“Doing all our processing and refining at the project site in the Territory allows us to tick those boxes.”
Arafura’s Nolans neodymium-praseodymium (NdPr) project will produce 3600 tonnes each year of NdPr oxide, which is enough material for the rare earth magnets in 2 million electric vehicles for over 30 years.
NdPr is used to make ultra-strong rare earth permanent magnets for micro-motors in the electric components of cars, such as seats, mirrors, wipers, steering and braking.
The origin of metals and minerals used in products like electric cars and phones is becoming a big consumer issue.
Most rare earths are sourced from China where there is a legacy and ongoing issues associated with of unsafe, unethical and polluting work practices.
The refinery – or separation plant – which hosts the final stages of rare earth processing, takes a mixed rare earth concentrate and refines it into high-value NdPr oxide and other rare earth products.
The process of selecting a site for the plant, which will cost $US80m ($110.4m) to build, involved a detailed assessment that considered environmental, economic and operational factors and options in South Korea and the Northern Territory.
By doing all processing and refining for the Nolans project at the mine site, Arafura is ensuring any mine and process waste material remains in the same area it came from rather than ending up in another country.
The decision for the separation plant to be built at the Nolans site, 135km north of Alice Springs, mitigates operational and sovereign risk, meaning the funding deals are likely to flow much more freely.
“When we’re trying to raise project finance, financiers will look at it and say it’s in Australia, it’s in a jurisdiction that’s got strong and proven environmental controls,” Mr Lockyer said.

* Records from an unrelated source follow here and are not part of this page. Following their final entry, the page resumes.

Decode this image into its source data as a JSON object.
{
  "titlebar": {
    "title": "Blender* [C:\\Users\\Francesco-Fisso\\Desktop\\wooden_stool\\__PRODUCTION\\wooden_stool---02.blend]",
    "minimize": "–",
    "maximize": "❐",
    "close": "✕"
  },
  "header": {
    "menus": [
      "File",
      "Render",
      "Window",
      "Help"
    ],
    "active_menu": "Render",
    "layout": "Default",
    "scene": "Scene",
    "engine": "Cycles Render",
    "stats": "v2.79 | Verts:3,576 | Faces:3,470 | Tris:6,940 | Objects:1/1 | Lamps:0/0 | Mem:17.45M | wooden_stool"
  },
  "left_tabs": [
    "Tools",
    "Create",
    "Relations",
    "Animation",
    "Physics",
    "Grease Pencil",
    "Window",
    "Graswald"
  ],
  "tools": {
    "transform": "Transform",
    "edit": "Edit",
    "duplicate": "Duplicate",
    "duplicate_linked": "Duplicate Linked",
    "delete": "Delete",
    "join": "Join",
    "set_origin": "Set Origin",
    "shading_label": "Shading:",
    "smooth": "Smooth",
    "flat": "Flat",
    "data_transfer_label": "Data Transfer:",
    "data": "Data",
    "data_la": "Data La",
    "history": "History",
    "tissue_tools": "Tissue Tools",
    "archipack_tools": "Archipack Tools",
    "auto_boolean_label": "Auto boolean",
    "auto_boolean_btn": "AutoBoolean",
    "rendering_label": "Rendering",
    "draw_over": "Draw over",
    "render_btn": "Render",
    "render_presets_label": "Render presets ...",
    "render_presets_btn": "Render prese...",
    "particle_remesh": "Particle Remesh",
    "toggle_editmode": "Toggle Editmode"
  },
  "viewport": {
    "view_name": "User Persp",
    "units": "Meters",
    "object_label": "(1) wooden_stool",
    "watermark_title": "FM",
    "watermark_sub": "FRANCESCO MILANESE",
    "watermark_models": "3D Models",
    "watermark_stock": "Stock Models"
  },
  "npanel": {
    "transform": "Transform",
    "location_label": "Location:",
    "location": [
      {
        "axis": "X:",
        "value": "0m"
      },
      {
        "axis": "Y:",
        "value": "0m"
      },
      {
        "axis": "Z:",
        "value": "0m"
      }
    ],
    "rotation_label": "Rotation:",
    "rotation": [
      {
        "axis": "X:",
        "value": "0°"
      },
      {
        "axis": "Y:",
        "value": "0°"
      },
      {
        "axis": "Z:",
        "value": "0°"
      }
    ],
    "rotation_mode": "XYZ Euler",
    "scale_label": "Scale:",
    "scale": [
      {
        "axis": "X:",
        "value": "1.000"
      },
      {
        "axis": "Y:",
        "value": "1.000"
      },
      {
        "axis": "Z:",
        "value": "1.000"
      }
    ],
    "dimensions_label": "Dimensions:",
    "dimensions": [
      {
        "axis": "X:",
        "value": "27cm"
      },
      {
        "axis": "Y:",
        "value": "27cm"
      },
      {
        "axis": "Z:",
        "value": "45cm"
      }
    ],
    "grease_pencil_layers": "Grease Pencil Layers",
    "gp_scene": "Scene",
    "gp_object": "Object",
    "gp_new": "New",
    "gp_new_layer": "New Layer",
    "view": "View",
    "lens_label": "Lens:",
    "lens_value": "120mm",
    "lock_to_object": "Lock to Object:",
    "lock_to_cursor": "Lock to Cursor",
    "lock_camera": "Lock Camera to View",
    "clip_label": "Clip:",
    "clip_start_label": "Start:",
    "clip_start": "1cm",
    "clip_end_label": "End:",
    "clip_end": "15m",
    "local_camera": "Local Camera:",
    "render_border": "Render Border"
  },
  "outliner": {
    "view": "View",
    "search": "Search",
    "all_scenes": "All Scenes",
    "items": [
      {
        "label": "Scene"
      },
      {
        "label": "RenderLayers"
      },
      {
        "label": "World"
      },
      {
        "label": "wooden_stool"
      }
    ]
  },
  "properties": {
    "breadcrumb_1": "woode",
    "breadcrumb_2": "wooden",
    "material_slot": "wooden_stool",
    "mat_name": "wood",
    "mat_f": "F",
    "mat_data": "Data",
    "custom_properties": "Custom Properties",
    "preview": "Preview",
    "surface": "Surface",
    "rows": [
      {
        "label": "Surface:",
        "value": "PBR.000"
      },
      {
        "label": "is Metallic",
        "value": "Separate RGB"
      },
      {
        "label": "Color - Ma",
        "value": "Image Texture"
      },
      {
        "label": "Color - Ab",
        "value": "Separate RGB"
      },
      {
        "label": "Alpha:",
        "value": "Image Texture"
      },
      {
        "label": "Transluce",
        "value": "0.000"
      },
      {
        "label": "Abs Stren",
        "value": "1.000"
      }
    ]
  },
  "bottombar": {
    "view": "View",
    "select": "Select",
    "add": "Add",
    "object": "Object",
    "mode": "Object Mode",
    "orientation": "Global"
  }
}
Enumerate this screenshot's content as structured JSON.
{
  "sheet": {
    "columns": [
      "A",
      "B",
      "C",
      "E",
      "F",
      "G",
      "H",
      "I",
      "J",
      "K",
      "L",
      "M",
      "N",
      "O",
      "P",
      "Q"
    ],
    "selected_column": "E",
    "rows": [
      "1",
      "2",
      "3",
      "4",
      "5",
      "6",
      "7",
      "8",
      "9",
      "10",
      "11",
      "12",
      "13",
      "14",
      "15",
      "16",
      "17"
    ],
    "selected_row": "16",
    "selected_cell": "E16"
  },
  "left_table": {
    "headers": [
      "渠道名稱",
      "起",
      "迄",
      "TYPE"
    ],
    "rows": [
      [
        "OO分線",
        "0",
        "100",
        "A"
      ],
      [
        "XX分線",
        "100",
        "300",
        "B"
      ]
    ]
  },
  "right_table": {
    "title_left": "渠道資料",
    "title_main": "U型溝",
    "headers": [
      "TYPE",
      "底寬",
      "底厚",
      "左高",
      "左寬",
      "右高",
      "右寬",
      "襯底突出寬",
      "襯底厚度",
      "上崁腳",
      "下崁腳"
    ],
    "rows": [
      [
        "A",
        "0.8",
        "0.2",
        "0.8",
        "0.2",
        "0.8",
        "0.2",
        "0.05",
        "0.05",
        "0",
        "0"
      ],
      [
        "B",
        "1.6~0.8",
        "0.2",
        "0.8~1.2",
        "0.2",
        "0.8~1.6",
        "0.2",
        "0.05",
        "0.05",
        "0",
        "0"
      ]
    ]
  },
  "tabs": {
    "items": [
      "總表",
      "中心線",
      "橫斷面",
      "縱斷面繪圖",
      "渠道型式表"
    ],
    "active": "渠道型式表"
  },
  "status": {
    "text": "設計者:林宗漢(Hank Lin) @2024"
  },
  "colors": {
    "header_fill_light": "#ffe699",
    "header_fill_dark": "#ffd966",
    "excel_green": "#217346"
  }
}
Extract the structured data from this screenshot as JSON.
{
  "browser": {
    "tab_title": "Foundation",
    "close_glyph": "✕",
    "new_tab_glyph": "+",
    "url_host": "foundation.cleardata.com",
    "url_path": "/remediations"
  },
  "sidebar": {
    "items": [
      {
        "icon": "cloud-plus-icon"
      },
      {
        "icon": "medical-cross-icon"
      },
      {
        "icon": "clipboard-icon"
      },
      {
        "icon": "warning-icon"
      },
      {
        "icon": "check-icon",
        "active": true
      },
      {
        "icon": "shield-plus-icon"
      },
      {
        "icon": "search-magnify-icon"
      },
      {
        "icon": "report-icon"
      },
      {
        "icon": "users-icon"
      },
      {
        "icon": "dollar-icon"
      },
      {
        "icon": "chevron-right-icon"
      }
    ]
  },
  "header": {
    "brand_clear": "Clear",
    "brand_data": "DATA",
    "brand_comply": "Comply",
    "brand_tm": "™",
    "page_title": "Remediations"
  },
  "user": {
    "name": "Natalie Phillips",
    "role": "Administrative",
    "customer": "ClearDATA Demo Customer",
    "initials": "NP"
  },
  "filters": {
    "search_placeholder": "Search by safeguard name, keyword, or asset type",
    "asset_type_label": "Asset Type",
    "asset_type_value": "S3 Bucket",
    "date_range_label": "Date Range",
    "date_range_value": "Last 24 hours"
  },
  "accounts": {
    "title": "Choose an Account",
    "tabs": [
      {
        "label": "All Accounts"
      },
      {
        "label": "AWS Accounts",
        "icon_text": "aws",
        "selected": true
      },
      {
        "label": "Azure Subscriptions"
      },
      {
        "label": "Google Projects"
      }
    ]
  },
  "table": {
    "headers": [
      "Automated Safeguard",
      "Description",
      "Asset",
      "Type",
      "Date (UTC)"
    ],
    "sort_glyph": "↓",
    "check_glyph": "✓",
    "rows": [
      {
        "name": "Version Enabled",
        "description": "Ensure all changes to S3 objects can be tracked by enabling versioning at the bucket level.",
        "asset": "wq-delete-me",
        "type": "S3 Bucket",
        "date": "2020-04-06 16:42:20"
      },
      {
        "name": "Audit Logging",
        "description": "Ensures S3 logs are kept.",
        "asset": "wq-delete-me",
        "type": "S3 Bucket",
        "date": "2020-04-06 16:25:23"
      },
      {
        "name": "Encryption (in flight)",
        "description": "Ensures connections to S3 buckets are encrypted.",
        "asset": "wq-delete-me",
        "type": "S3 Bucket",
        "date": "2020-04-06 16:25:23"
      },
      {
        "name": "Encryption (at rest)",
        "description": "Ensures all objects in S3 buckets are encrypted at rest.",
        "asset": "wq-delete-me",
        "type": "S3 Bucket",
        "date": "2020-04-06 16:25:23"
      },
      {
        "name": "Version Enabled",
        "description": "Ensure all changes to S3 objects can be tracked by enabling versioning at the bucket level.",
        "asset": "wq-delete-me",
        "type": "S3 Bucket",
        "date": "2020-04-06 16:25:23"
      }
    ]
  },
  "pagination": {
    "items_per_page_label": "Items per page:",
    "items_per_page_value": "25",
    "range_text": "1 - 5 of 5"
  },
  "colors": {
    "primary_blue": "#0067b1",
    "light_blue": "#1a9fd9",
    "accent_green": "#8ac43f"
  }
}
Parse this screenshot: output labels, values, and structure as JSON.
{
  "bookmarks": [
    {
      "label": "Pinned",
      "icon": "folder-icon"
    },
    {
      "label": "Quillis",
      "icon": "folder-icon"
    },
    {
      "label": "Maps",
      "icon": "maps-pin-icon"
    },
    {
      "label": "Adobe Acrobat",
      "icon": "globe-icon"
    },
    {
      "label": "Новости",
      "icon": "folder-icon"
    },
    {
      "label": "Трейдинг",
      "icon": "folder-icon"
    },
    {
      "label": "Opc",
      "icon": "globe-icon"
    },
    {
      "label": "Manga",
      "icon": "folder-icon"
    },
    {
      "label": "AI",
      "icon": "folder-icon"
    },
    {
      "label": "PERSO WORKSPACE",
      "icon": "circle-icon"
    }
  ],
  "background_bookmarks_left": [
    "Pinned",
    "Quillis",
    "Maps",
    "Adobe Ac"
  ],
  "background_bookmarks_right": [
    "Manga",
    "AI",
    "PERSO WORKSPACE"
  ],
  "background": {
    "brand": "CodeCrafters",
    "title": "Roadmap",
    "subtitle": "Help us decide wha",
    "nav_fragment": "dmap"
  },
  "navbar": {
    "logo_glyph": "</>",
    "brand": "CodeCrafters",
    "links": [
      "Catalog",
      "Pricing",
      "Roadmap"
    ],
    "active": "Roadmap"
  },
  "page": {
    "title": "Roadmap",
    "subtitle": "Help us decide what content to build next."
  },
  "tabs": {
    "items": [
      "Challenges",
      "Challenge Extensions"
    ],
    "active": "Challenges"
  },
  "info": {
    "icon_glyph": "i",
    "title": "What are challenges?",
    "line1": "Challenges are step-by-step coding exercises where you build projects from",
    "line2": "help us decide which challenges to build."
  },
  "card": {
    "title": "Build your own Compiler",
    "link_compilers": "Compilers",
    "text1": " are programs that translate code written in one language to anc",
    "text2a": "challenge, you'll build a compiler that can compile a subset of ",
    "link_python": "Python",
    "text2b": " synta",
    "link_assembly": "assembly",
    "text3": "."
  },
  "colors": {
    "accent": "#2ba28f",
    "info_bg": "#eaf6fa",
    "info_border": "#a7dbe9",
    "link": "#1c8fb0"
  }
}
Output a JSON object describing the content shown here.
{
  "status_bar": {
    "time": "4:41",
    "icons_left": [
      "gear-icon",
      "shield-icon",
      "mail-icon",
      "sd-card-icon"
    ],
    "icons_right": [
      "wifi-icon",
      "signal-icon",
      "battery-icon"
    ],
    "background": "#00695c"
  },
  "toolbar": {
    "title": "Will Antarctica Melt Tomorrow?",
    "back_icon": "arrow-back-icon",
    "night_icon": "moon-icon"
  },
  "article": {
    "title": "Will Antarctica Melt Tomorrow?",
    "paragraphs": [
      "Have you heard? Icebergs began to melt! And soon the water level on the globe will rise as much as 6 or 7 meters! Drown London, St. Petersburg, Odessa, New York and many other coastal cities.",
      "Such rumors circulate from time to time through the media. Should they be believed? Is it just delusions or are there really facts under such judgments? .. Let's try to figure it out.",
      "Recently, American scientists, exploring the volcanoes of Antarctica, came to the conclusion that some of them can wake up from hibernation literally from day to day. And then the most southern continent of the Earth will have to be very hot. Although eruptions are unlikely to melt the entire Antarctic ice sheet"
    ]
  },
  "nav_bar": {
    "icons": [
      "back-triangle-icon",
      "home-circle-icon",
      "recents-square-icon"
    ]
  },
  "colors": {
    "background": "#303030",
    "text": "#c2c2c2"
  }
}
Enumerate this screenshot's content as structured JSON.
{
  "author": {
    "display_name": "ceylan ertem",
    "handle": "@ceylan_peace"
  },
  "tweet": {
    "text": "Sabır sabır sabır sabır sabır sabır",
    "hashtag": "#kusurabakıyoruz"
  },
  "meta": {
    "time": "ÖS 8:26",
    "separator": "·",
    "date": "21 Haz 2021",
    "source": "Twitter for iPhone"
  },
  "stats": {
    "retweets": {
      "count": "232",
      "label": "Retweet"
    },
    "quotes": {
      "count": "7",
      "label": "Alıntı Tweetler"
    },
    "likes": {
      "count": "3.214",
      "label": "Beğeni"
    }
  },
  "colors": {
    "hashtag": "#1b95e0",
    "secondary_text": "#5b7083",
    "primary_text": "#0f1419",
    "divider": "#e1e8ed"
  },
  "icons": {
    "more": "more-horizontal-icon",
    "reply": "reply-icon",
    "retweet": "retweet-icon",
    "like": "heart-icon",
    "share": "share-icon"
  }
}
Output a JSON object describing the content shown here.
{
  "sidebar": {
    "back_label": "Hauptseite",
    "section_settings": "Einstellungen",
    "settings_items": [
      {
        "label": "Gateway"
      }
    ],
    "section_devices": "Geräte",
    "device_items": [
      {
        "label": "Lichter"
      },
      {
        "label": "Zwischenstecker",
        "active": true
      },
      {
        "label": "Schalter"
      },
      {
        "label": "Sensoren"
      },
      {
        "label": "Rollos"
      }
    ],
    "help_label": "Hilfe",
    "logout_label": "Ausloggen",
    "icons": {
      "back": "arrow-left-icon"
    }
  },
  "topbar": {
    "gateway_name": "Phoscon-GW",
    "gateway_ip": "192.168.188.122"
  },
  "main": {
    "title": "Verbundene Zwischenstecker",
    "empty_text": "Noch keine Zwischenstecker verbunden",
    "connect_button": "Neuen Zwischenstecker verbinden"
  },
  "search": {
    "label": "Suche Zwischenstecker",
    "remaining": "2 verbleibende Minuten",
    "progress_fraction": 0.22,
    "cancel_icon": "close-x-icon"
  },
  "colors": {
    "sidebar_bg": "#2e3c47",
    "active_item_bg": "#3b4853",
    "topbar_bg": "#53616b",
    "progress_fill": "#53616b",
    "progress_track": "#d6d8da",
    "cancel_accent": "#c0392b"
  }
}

It also means Arafura is doing more “value-adding” in Australia – something Mr Lockyer says the mining industry needs to do more of.
Northern Territory Chief Minister Michael Gunner said the complete Nolans project will create around 500 construction jobs, with 350 to 370 jobs during operations.
“This is a game-changer for the Territory as it positions Central Australia as a leader in clean energy supply chains, plus it represents the first time industry will now have the capacity to value add processing to mineral resources,” he said.
In October, Arafura inked a long-term deal to supply a top Chinese magnet manufacturer with 900 tonnes of NdPr oxide — a quarter of its forecast output — each year.
The non-binding, long term agreement is with JingCi Material Science, a Beijing-headquartered Tier 1 Chinese manufacturer which produces Neodymium Iron Boron (NdFeB) permanent magnets for global automotive, wind energy, consumer electronics, and industrial motor companies.
The agreement also contains provisions whereby JingCi could help Arafura in project financing — potentially through the introduction of its customers to the process.
China is already the world’s dominant NdFeB magnet producer, and demand for NdPr is expected to grow at 8 per cent each year to 2025 from the current global consumption of 33,340 tonnes.
Prices have been rising since mid-2016 as China began consolidating its industry but longer term they’re expected to keep ticking up on demand from electric vehicles, clean energy applications, and in industrial automation.
While traditional petrol or diesel internal combustion engine cars each use about 700 grams of NdPr, electric or hybrid vehicles require an extra kilo.
NdPr is also a key component of the large permanent magnets in wind turbine generators, where up to 150 kilograms of NdPr is used per megawatt of installed capacity.